Despite the practice being illegal in the UK, it is estimated around 20,000 British schoolgirls are still at risk.Read the full story ›
Campaigners have welcomed plans to fast-track through Parliament new laws aimed at sparing girls from female genital mutilation (FGM).
Charities said the measures, which would be introduced before the school summer holidays next month, would help prevent vulnerable young females from being taken abroad for the procedure.
David Cameron told the Observer the plans could go through Parliament in weeks.
"Female genital mutilation is a cruel and barbaric practice," he said.
"At last year's global summit in London, I said we should not rest until this abhorrent practice is stopped everywhere. These new orders will help in the fight against this horrific abuse."

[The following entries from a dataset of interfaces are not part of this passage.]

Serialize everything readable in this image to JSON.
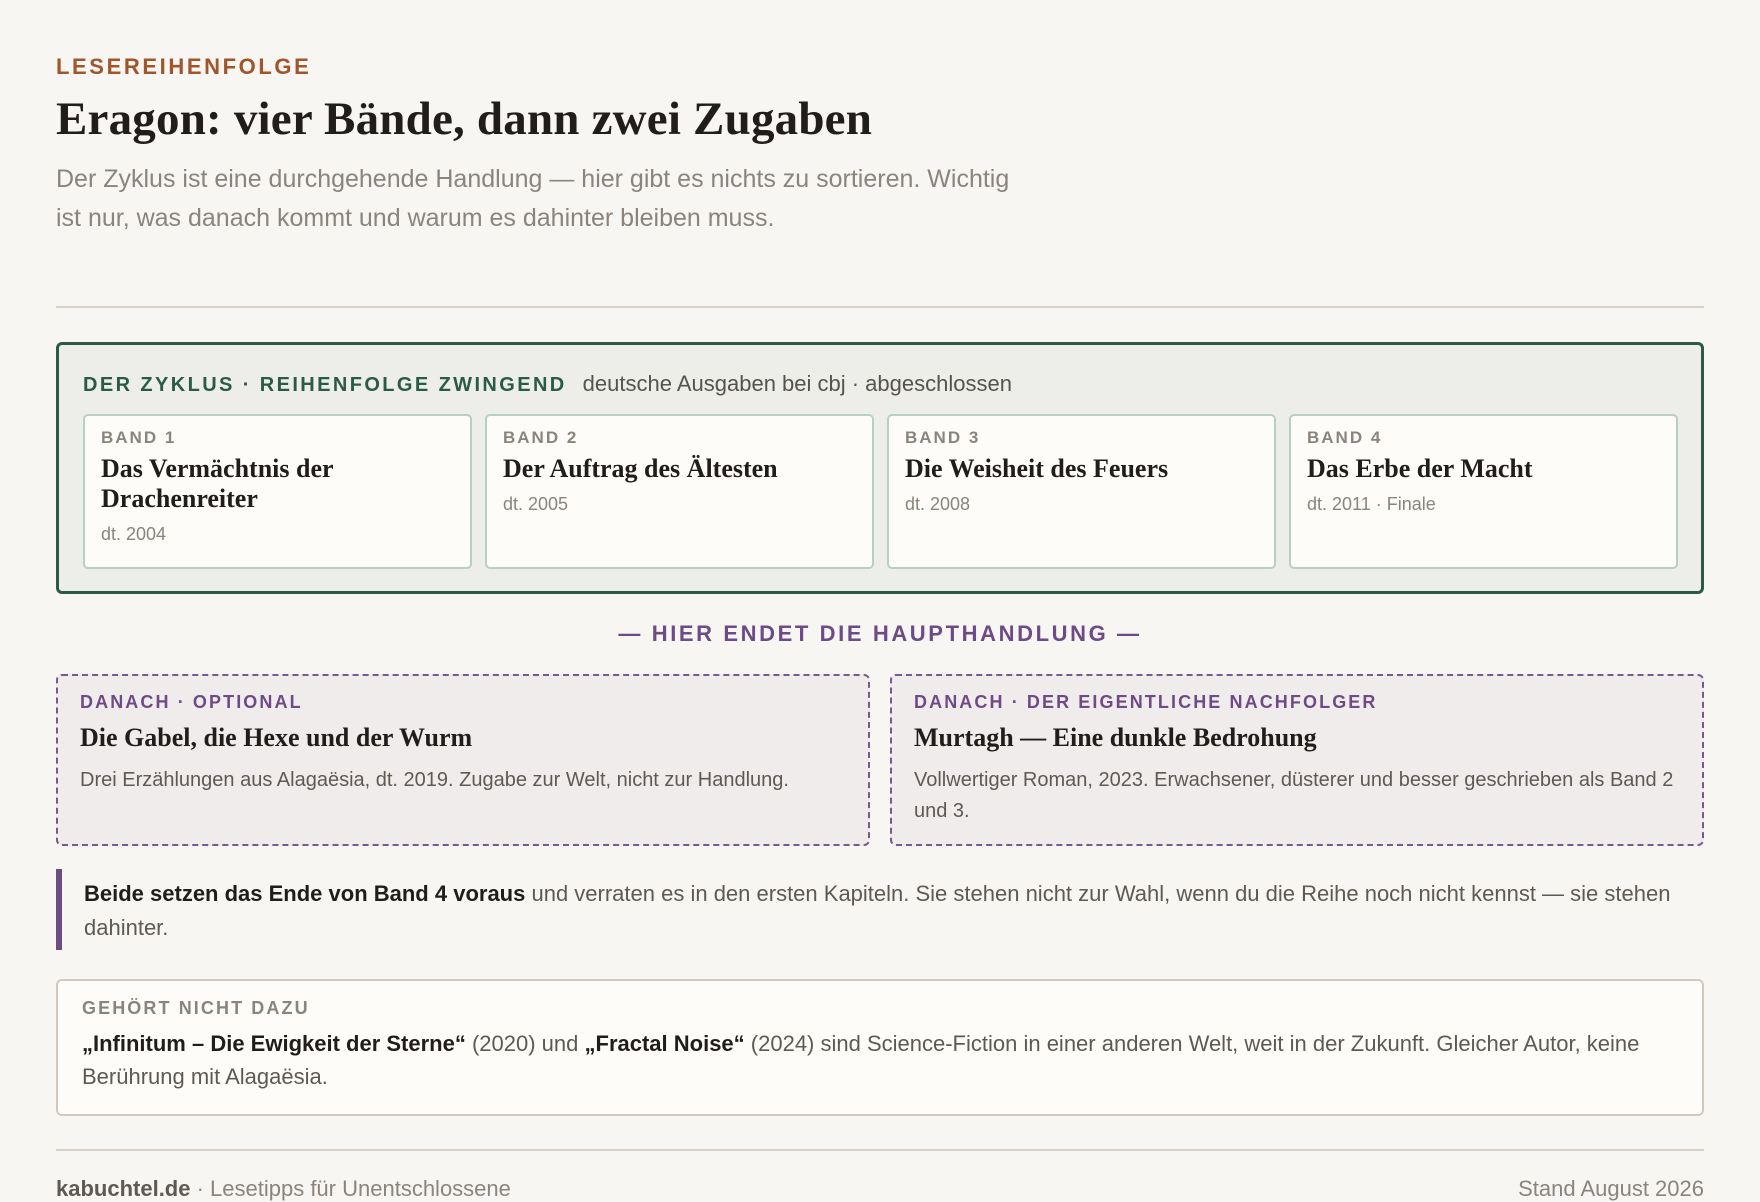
{
  "header": {
    "eyebrow": "LESEREIHENFOLGE",
    "title": "Eragon: vier Bände, dann zwei Zugaben",
    "intro": "Der Zyklus ist eine durchgehende Handlung — hier gibt es nichts zu sortieren. Wichtig ist nur, was danach kommt und warum es dahinter bleiben muss."
  },
  "cycle": {
    "label": "DER ZYKLUS · REIHENFOLGE ZWINGEND",
    "meta": "deutsche Ausgaben bei cbj · abgeschlossen",
    "books": [
      {
        "num": "BAND 1",
        "title": "Das Vermächtnis der Drachenreiter",
        "date": "dt. 2004"
      },
      {
        "num": "BAND 2",
        "title": "Der Auftrag des Ältesten",
        "date": "dt. 2005"
      },
      {
        "num": "BAND 3",
        "title": "Die Weisheit des Feuers",
        "date": "dt. 2008"
      },
      {
        "num": "BAND 4",
        "title": "Das Erbe der Macht",
        "date": "dt. 2011 · Finale"
      }
    ]
  },
  "divider": "— HIER ENDET DIE HAUPTHANDLUNG —",
  "after": [
    {
      "label": "DANACH · OPTIONAL",
      "title": "Die Gabel, die Hexe und der Wurm",
      "text": "Drei Erzählungen aus Alagaësia, dt. 2019. Zugabe zur Welt, nicht zur Handlung."
    },
    {
      "label": "DANACH · DER EIGENTLICHE NACHFOLGER",
      "title": "Murtagh — Eine dunkle Bedrohung",
      "text": "Vollwertiger Roman, 2023. Erwachsener, düsterer und besser geschrieben als Band 2 und 3."
    }
  ],
  "note": {
    "bold": "Beide setzen das Ende von Band 4 voraus",
    "rest": " und verraten es in den ersten Kapiteln. Sie stehen nicht zur Wahl, wenn du die Reihe noch nicht kennst — sie stehen dahinter."
  },
  "aside": {
    "label": "GEHÖRT NICHT DAZU",
    "book1": "„Infinitum – Die Ewigkeit der Sterne“",
    "year1": " (2020) und ",
    "book2": "„Fractal Noise“",
    "rest": " (2024) sind Science-Fiction in einer anderen Welt, weit in der Zukunft. Gleicher Autor, keine Berührung mit Alagaësia."
  },
  "footer": {
    "site": "kabuchtel.de",
    "tagline": " · Lesetipps für Unentschlossene",
    "date": "Stand August 2026"
  },
  "colors": {
    "accent_eyebrow": "#a0552a",
    "cycle_green": "#2b5a49",
    "after_purple": "#6d4b86",
    "background": "#f8f6f2"
  }
}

An NSPCC spokesman said: "Female genital... has no place in any society and any new measures aimed at eradicating it are welcome."
Prime Minister David Cameron is to announce new legislation tackling reporting on female genital mutilation:
Unicef warned ahead of a summit introducing new Government legislation, that while the rate of female genital mutilation and child marriage has fallen over the past three decades, population increase in developing nations alone could reverse this trend if "intensive action" is not introduced.
The numbers tell us we must accelerate our efforts. And let's not forget that these numbers represent real lives.
While these are problems of a global scale, the solutions must be local, driven by communities, families and girls themselves to change mindsets and break the cycles that perpetuate FGM and child marriage. We can't let the staggering numbers numb us - they must compel us to act.
The Government will unveil plans to give teachers, doctors and social workers extra training to identify and help girls who might be at risk of becoming victims of FGM.
Further measures to be unveiled today include:
- New police guidance from the College of Policing and an inspection programme by HM Inspectorate of Constabulary (HMIC) that will look at how police handle FGM cases.
- A consultation on proposed civil orders to protect girls at risk of FGM.
- New legislation to grant victims of FGM lifelong anonymity from the time they make an allegation.
- A specialist "FGM service" that will include social workers to "proactively" identify instances of FGM.
- New programmes to prevent child and forced marriage in 12 developing nations.
- An "International Charter" calling for the eradication of these practices within a generation.
The Prime Minister has called to end the practice of female genital mutilation and forced marriages "once and for all", as new legislation is due to be unveiled by the Government at a summit in London.
All girls have the right to live free from violence and coercion, without being forced into marriage or the lifelong physical and psychological effects of female genital mutilation.
Abhorrent practices like these, no matter how deeply rooted in societies, violate the rights of girls and women across the world, including here in the UK.
Parents who fail to prevent their daughter being subjected to female genital mutilation will face prosecution under new legislation to be unveiled by the Government at a summit in London.
A £1.4 million FGM Prevention Programme for survivors and those at risk of the practice are among a raft of plans to be announced by Prime Minister David Cameron at the Girl Summit, which is being co-hosted by the Government and Unicef.
The measures to combat FGM and forced marriage in the UK and abroad come as Unicef warns advances made in tackling them in the developing world could be reversed if the pace of action is not increased.
Controlling the lives and bodies of young women through female genital mutilation has no place in modern Britain, the chief executive and general secretary of the Royal College of Nursing said. Dr Peter Carter added:
The RCN has worked with the Government on the development of training and guidance to help equip frontline staff with the skills they need to tackle this most sensitive of issues.
Nurses are dedicated to protecting their young female patients from this harm and will continue to support any initiatives that aim to do so.